- _TASK BRIEF_
Please filter the listing for the string "text" and copy each matching line.

- - -

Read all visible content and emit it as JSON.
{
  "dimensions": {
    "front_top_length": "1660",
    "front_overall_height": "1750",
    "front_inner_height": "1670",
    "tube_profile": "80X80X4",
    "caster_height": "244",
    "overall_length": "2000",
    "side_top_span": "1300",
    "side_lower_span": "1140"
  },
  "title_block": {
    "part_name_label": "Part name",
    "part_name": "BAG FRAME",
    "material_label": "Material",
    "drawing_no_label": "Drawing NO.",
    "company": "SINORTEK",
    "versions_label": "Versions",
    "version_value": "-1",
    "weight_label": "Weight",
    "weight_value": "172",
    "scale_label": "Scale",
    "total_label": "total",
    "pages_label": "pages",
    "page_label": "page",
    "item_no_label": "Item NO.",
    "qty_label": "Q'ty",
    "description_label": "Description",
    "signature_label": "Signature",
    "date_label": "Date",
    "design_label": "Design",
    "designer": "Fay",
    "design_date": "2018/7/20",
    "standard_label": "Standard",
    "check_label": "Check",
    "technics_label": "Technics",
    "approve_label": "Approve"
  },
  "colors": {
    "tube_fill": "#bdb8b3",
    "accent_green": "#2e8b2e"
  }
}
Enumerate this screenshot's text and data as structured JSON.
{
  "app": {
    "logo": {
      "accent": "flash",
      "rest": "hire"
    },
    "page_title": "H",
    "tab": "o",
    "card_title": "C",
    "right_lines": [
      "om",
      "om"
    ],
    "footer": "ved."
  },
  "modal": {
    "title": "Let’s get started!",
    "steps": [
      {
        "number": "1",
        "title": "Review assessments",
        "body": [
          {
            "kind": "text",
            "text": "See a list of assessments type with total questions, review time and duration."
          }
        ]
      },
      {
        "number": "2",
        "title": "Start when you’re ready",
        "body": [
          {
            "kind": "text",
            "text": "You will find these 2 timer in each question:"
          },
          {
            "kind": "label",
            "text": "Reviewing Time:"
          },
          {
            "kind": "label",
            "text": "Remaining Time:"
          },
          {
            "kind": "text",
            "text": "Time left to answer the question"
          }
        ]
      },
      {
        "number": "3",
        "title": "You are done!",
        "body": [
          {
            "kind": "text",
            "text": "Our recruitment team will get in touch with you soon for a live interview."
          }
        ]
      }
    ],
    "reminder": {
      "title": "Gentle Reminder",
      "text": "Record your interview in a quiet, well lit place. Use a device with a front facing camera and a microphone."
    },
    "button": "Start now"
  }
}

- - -

- _RESULT_
Enumerate this screenshot's text and data as structured JSON.
            "kind": "text",
            "text": "See a list of assessments type with total questions, review time and duration."
            "kind": "text",
            "text": "You will find these 2 timer in each question:"
            "text": "Reviewing Time:"
            "text": "Remaining Time:"
            "kind": "text",
            "text": "Time left to answer the question"
            "kind": "text",
            "text": "Our recruitment team will get in touch with you soon for a live interview."
      "text": "Record your interview in a quiet, well lit place. Use a device with a front facing camera and a microphone."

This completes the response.